Directions ▸ Where in the entries below does "letter" appear? Copy every line that has it.
Data shown Start Marker
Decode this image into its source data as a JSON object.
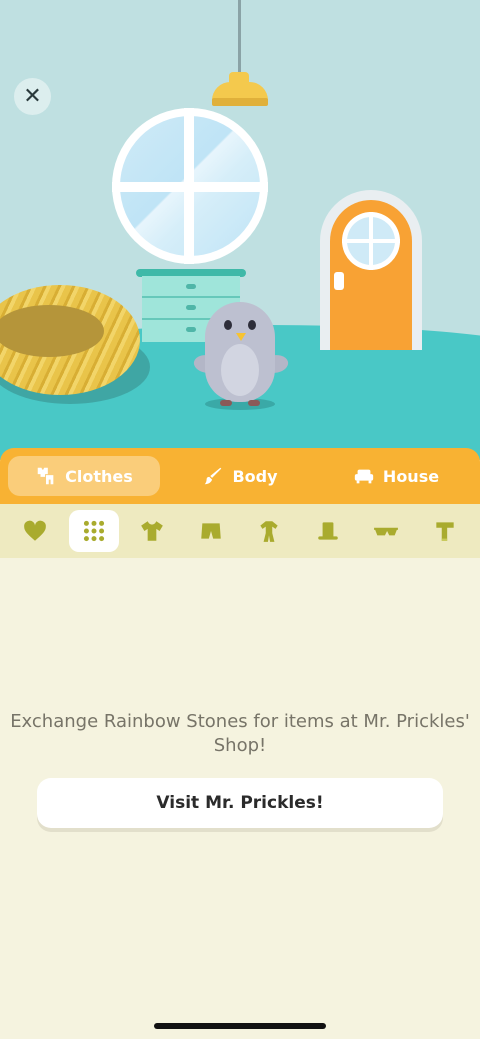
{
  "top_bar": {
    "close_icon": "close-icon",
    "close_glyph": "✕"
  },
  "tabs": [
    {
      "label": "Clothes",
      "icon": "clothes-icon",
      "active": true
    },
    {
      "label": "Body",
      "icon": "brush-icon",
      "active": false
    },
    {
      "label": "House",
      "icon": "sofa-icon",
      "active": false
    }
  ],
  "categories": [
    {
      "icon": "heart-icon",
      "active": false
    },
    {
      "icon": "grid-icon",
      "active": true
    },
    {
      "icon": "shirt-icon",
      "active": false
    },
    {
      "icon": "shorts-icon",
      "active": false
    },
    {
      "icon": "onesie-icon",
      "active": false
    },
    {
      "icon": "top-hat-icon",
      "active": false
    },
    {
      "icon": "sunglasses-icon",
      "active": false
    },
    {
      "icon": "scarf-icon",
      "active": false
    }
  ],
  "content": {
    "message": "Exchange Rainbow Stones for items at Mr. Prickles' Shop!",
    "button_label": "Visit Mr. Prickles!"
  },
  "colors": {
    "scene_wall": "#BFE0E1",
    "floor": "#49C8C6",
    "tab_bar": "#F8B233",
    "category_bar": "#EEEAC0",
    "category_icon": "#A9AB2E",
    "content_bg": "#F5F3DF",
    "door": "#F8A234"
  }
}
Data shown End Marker
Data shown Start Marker
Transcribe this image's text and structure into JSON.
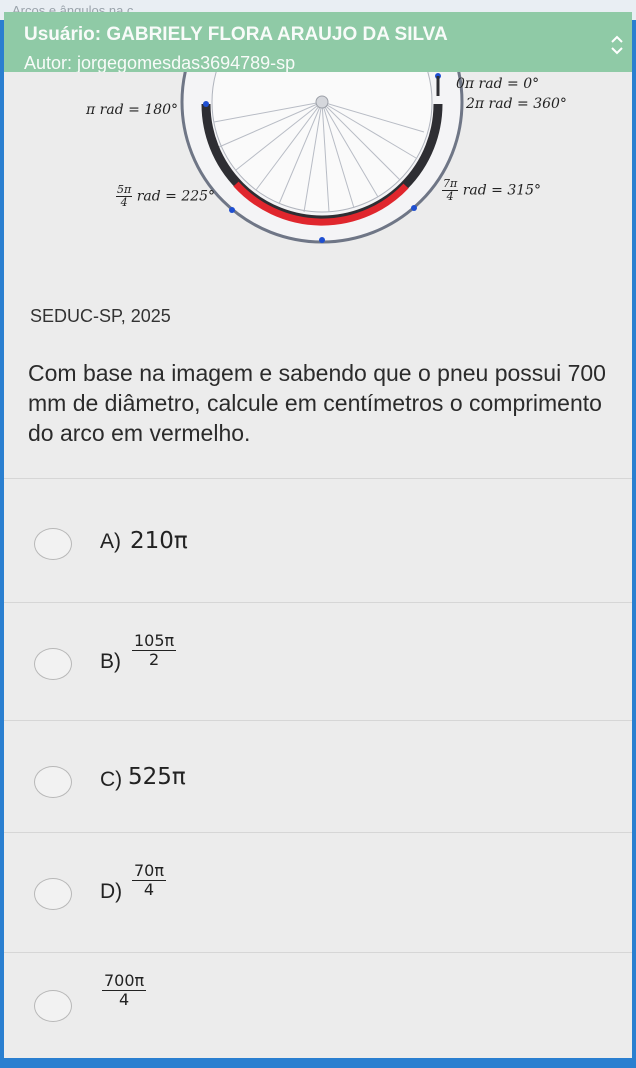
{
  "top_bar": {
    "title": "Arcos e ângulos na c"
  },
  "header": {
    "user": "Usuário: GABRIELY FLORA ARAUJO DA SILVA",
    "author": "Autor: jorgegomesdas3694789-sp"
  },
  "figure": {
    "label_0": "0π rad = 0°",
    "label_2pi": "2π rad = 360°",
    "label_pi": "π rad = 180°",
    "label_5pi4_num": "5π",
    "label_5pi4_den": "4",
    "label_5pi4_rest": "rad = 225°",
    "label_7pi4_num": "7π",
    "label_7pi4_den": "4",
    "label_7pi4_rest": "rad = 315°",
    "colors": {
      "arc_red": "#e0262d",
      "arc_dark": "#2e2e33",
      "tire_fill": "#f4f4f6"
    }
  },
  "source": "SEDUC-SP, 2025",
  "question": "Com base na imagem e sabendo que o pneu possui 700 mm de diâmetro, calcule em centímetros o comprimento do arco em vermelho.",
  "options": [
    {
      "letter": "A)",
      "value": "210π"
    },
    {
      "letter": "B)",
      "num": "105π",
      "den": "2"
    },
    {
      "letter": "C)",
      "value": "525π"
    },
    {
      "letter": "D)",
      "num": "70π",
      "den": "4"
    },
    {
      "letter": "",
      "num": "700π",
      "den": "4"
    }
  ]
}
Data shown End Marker
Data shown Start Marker
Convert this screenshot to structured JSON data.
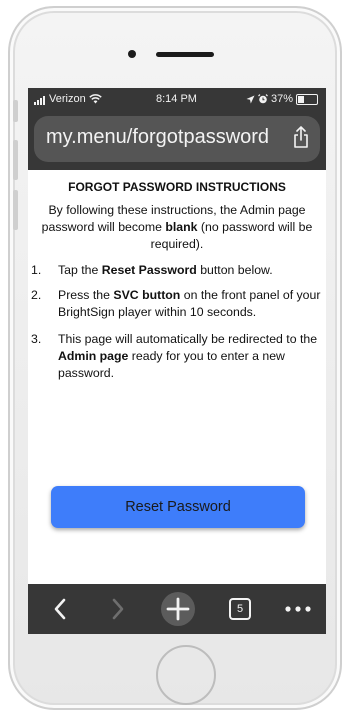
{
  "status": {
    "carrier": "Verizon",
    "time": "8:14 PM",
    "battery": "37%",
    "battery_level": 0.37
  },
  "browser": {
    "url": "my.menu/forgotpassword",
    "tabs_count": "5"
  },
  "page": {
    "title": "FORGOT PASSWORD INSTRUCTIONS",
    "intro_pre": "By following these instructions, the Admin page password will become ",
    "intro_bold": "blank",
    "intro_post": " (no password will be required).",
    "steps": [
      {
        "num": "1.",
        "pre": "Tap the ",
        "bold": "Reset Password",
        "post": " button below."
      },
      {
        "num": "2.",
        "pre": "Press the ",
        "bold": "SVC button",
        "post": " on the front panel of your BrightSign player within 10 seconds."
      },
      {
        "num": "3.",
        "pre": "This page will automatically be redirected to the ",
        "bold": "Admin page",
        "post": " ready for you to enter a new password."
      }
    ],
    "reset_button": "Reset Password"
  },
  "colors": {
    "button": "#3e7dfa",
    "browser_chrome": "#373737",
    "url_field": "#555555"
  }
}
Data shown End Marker
Answer section ▸
      "letter": "A)",
      "letter": "B)",
      "letter": "C)",
      "letter": "D)",
      "letter": "",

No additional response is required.